Do you enjoy drawing, but you aren’t as good of an illustrator as you’d like to be? Do you get frustrated with the amount of times you erase or cross out your pen or pencil marks? Do you wish you could expand your creative side, but haven’t found a simple way to do it? Well then Dabbleboard is the application for you!
Dabbleboard is an online, collaborative whiteboard application. Aditi Rao describes in her blog post, Dabbleboard: Online Whiteboard Collaboration, how Dabbleboard “allows you to write text, draw objects, and make flowcharts and other graphical representations easily.” I know for me, I had trouble drawing with a pen and pencil back in the first grade, and I still believe I haven’t mastered the basic artistic skills. Dabbleboard is just like a marker on a whiteboard, or a pencil on a sheet of paper, except that everything you create is online-based. Today, this application has been used both inside and outside of classrooms, and Rao also discusses in her blog post how useful Dabbleboard can be for educational collaboration. Dabbleboard offers many different uses for students and teachers; however, the main ones I will be focusing on are: the simple creations of drawings, the free and easy account for downloading, how it allows collaboration and the benefits teachers have of using this in their classroom.
To get the full tour of Dabbleboard, you can watch this video that briefly describes the use of the application:
When using Dabbleboard, you do not have to create perfectly shaped objects. As soon as your draw strokes are shown on the whiteboard, it will detect the most common shapes and show up right before your eyes. This makes the process of drawing or creating a graphical representation much faster. Also, you do not have to worry about the overcrowding of a tool bar, because all the tools needed to modify an object are right next to it when you click on the object you’ve drawn. Everything you draw can be moved, rotated, resized, deleted, and replicated.

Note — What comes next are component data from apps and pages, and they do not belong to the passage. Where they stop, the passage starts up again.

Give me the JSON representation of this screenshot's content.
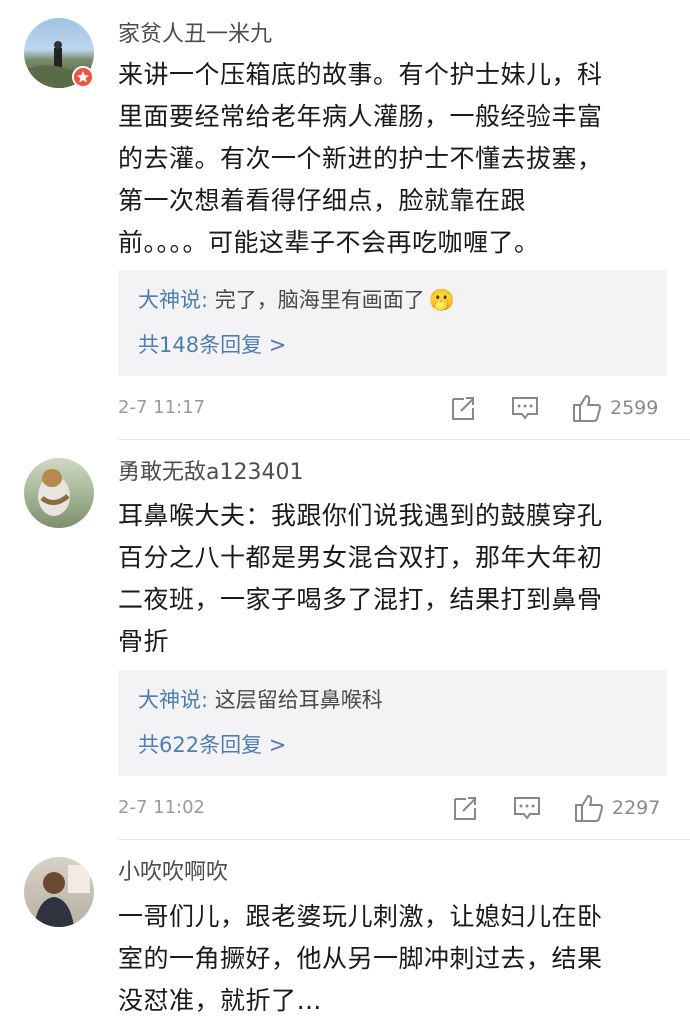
{
  "comments": [
    {
      "username": "家贫人丑一米九",
      "lines": [
        "来讲一个压箱底的故事。有个护士妹儿，科",
        "里面要经常给老年病人灌肠，一般经验丰富",
        "的去灌。有次一个新进的护士不懂去拔塞，",
        "第一次想着看得仔细点，脸就靠在跟",
        "前。。。。可能这辈子不会再吃咖喱了。"
      ],
      "reply_author": "大神说:",
      "reply_text": " 完了，脑海里有画面了",
      "reply_emoji": "🫢",
      "reply_count": "共148条回复 >",
      "time": "2-7 11:17",
      "likes": "2599"
    },
    {
      "username": "勇敢无敌a123401",
      "lines": [
        "耳鼻喉大夫：我跟你们说我遇到的鼓膜穿孔",
        "百分之八十都是男女混合双打，那年大年初",
        "二夜班，一家子喝多了混打，结果打到鼻骨",
        "骨折"
      ],
      "reply_author": "大神说:",
      "reply_text": " 这层留给耳鼻喉科",
      "reply_count": "共622条回复 >",
      "time": "2-7 11:02",
      "likes": "2297"
    },
    {
      "username": "小吹吹啊吹",
      "lines": [
        "一哥们儿，跟老婆玩儿刺激，让媳妇儿在卧",
        "室的一角撅好，他从另一脚冲刺过去，结果",
        "没怼准，就折了…"
      ]
    }
  ],
  "icons": {
    "share": "share-icon",
    "comment": "comment-icon",
    "like": "like-icon",
    "vip": "vip-badge-icon"
  },
  "colors": {
    "link": "#507daf",
    "meta": "#9a9a9a",
    "reply_bg": "#f3f3f5",
    "badge": "#f0533c"
  }
}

Another helpful use of Dabbleboard is that it is extremely easy to reuse previously made drawings. All you need to do is drag and drop a drawing you create into your personal library. You can also copy something from the library into your current drawing or copy drawings from the public library that others have made.

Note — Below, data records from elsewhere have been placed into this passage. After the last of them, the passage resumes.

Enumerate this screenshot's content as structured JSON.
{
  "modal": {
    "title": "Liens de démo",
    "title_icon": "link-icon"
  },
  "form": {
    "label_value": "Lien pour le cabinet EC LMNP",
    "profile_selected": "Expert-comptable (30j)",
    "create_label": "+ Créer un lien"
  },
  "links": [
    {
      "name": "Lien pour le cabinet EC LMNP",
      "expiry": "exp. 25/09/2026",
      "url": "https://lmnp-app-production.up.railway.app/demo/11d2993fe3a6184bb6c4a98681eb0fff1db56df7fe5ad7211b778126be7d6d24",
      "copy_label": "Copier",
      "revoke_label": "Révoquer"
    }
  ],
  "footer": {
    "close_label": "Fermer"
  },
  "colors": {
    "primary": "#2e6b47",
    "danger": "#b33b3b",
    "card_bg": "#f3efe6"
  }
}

One of the things that make Dabbleboard a great tool for student usage in the classrooms is that it is free. In fact, no signup or login process is required to use Dabbleboard; however, to download whiteboard drawings, you do need to create an account. Creating an account is easy, fast, and once again, completely free! Signing up for a free account allows you to download whiteboard drawings; however, Dabbleboard also offers Pro accounts, which include even more benefits, at a very reasonable price. Their website compares the two different accounts on their Pricing & Signup page.
Another benefit of Dabbleboard, that is discussed in the Top 10 Reasons to use Dabbleboard, is that it allows collaboration. Teachers can use this tool in their classrooms to encourage student collaboration and creativity on projects, class discussions, and group activities. Students can edit and collaborate both in and out of the classroom. Dabbleboard allows sharing and real-time collaboration with anyone in the world. You can have your friends or classmates view and edit your drawings whenever you like, but only if you make it public. Dabbleboard is a very secure application, and each drawing you create is only viewed by whom you select.
Finally, Dabbleboard is a great tool for teachers to use in the classroom. It allows for interesting ideas and detailed thoughts that could easily be created, downloaded, and inserted into projects, lesson plans or worksheets. As Rao says in her post, Dabbleboard: Online Whiteboard Collaboration, “Dabbleboard would also be a great supplemental tool to online professional development, where teachers could communicate and construct knowledge socially in real-time or at their own pace.”
Here is an example of a Dabbleboard I created. I used a photo I had taken at the beach and set it as a background, and organized my homework into different graphic representations:
Have you ever used Dabbleboard or seen it being used in a classroom? If so, was it effective? Feel free to share comments, ideas, and thoughts relating to what you think about Dabbleboard!